Starting from their brands, the swastika. the hammer-and-sickle etc. and moving onto different types of poster iconography, flags and publications, Heller examines step by step, how totalitariam regimes used aesthetics not only to built an image, but also to convey very special messages. The book is divided into four chapters: The Nazis, The Italian Fascists, The Societ Communist and The Communist Chinese. In these Heller follows the way particular myths were created with the use of symbols, how particular aesthetics where used to sell racial (racist) and cultural stereotypes, but also how personalities themselves (Hitler, Stalin, Mussolini, Mao) became brands in themselves. The author follows the rise and fall of the brand, but also its legacy, often much stronger than we would ever imagine.

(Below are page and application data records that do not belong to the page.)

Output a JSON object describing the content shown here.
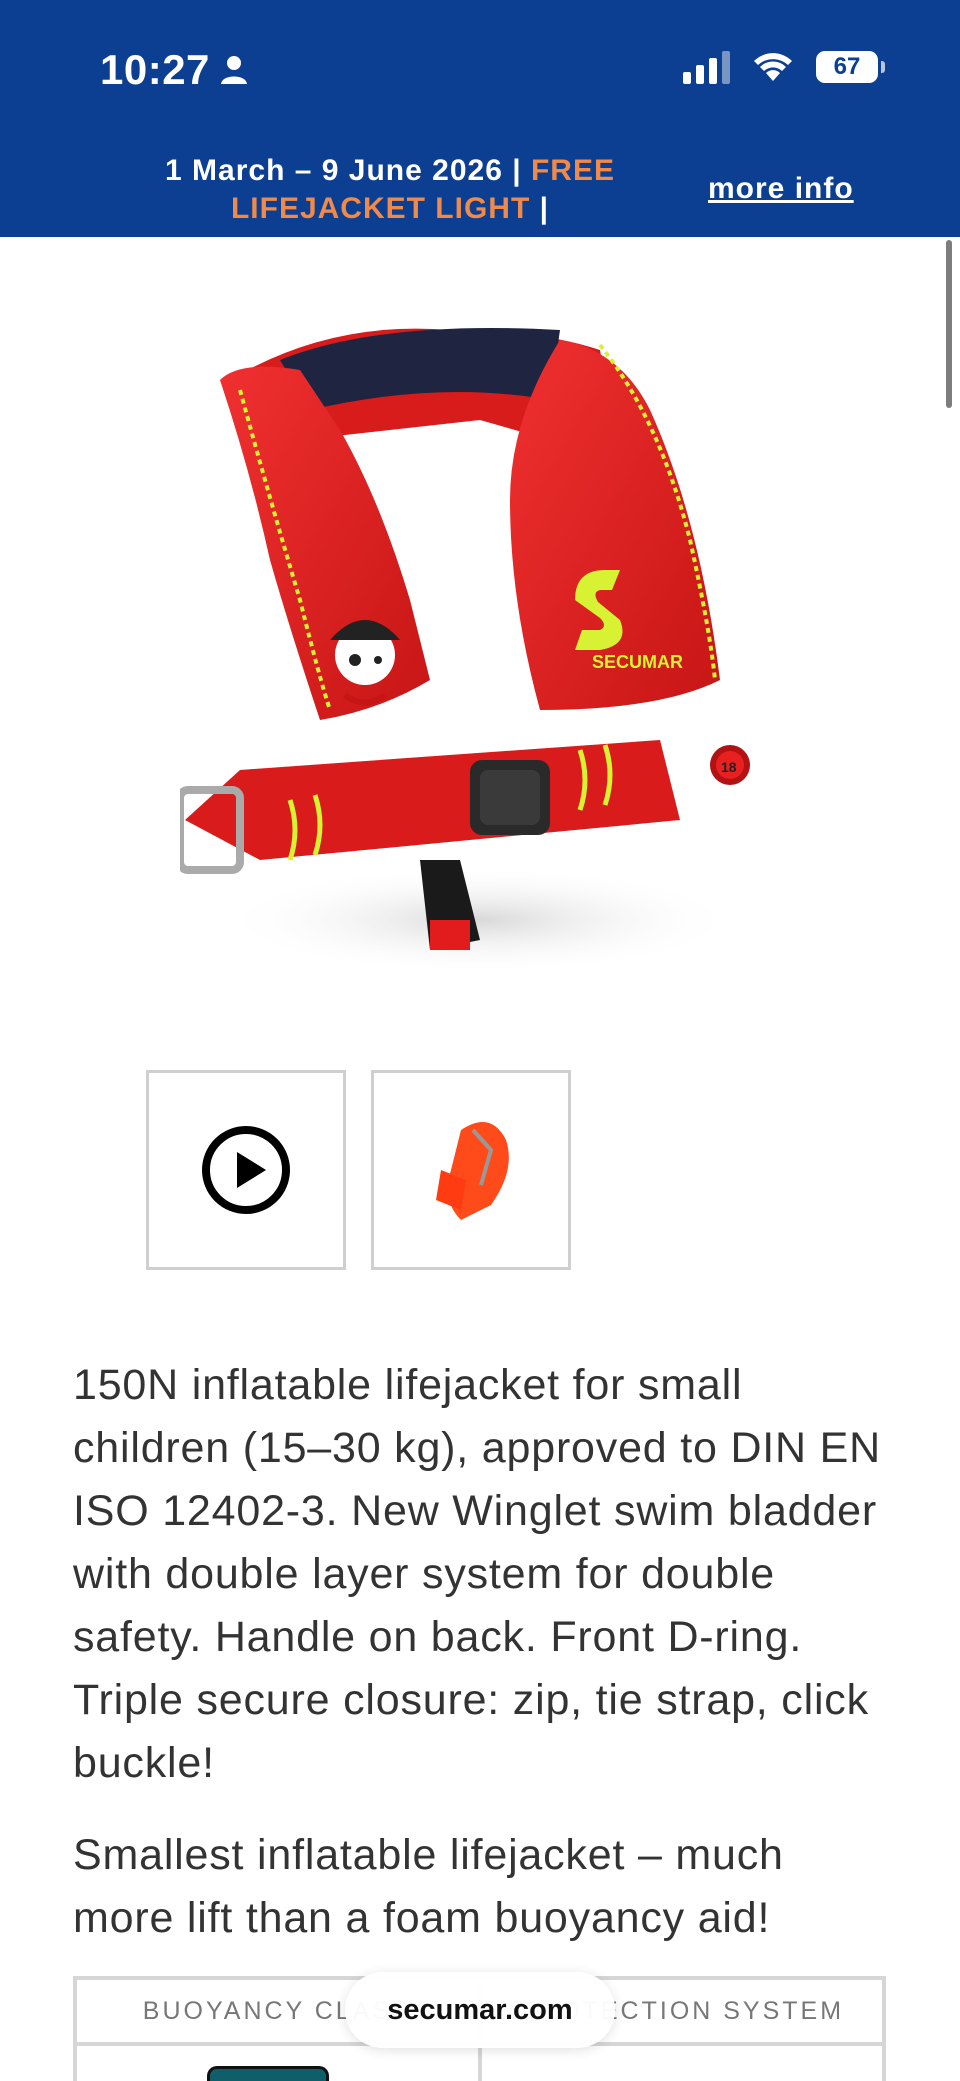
{
  "status_bar": {
    "time": "10:27",
    "battery": "67"
  },
  "promo_banner": {
    "dates": "1 March – 9 June 2026 |",
    "offer": "FREE LIFEJACKET LIGHT",
    "trailing": "|",
    "more_info": "more info"
  },
  "product": {
    "image_icon": "lifejacket-product-image",
    "logo_text": "SECUMAR",
    "badge_number": "18"
  },
  "thumbnails": [
    {
      "type": "video",
      "icon": "play-circle-icon"
    },
    {
      "type": "image",
      "icon": "lifejacket-thumbnail"
    }
  ],
  "description": {
    "paragraph_1": "150N inflatable lifejacket for small children (15–30 kg), approved to DIN EN ISO 12402-3. New Winglet swim bladder with double layer system for double safety. Handle on back. Front D-ring. Triple secure closure: zip, tie strap, click buckle!",
    "paragraph_2": "Smallest inflatable lifejacket – much more lift than a foam buoyancy aid!"
  },
  "spec_table": {
    "col_1": "BUOYANCY CLASS",
    "col_2": "PROTECTION SYSTEM"
  },
  "browser": {
    "url": "secumar.com"
  },
  "colors": {
    "header_blue": "#0c3f92",
    "promo_orange": "#f08a4b",
    "vest_red": "#e21c1c",
    "accent_yellow": "#d6f233"
  }
}
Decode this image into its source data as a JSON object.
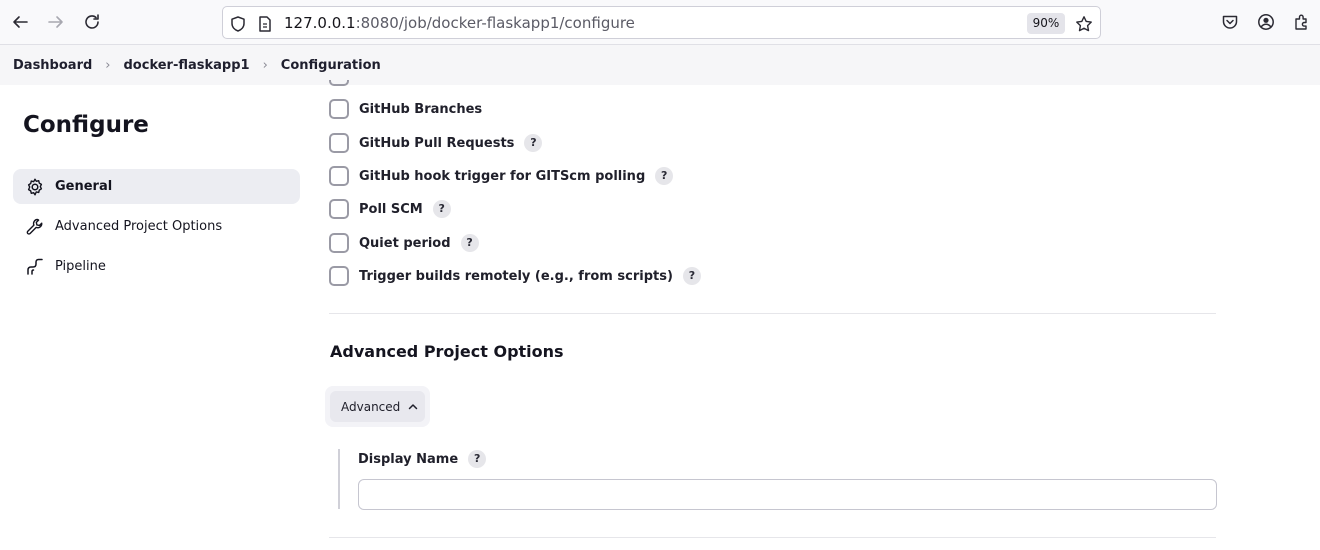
{
  "browser": {
    "url_host": "127.0.0.1",
    "url_path": ":8080/job/docker-flaskapp1/configure",
    "zoom": "90%"
  },
  "breadcrumb": [
    "Dashboard",
    "docker-flaskapp1",
    "Configuration"
  ],
  "sidebar": {
    "title": "Configure",
    "items": [
      {
        "label": "General",
        "icon": "gear-icon",
        "active": true
      },
      {
        "label": "Advanced Project Options",
        "icon": "wrench-icon",
        "active": false
      },
      {
        "label": "Pipeline",
        "icon": "pipeline-icon",
        "active": false
      }
    ]
  },
  "triggers": [
    {
      "label": "GitHub Branches",
      "checked": false,
      "help": false
    },
    {
      "label": "GitHub Pull Requests",
      "checked": false,
      "help": true
    },
    {
      "label": "GitHub hook trigger for GITScm polling",
      "checked": false,
      "help": true
    },
    {
      "label": "Poll SCM",
      "checked": false,
      "help": true
    },
    {
      "label": "Quiet period",
      "checked": false,
      "help": true
    },
    {
      "label": "Trigger builds remotely (e.g., from scripts)",
      "checked": false,
      "help": true
    }
  ],
  "help_glyph": "?",
  "advanced_section": {
    "title": "Advanced Project Options",
    "button_label": "Advanced",
    "display_name": {
      "label": "Display Name",
      "value": ""
    }
  }
}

IV Festa Delle Legioni. Poster designed by Franco Signorini for a gathering of the Fascist youth organization Opera Balilla in Milan. 1937 (private collection)
Heller's argument is that totalitarian states used brands in a same way that only corporations had done in the past, branding particular narratives - with a core narrative - about themselves and their organization. With rich material, partly from his own collection, partly from others', he manages to convince the reader to read beyond the surface and the pure quality of the aesthetics, but rather think about how graphics are used to manipulate. The book not only guarantees a fascinating reading, but also it makes you think about the power branding has and they way it can be easily abused. Maybe totalitarian regimes are an extreme, but manipulation is no stranger to any industry branding strategy.
Gioventù Fascista (Fascist Youth), magazine, 1931. The official magazine edited by Achille Starce was Mussolini’s constant link to the Vanguardisti. While later issues were designed like many other commercial magazines, with duotone photographs, earlier issues were designed in a manner influenced by the Futurists. Many illustrated by Cesare Gobbo emphasized speed, a key tenet of the Futurists, and power, the principle behind ‘Fascism 1935’. (Private collection)
On the author:
Steve Heller, co-chair of the MFA Designer as Author and co-founder of the MFA in Design Criticism programs at New York's school of Visual Arts, was a Senior Art Director at the New York Times for 33 years. He now writes a column for the paper's book review section. Heller has written and edited more than 100 books graphic design, illustration and political art. Awards and honors: Three National Endowment for the Arts Design Arts fellowships; 1998 Special Educators Award, Art Directors Club; 1999 AIGA Medal for Lifetime Achievement; 1999 Hershel Levit Award, Pratt Institute; 2000 Outstanding Client Award, Graphic Artists Guild; 2006 Richard Gangel Art Direction Award, Society of Illustrators.
Author: Steven Heller
223 PagesPublication date: March 2011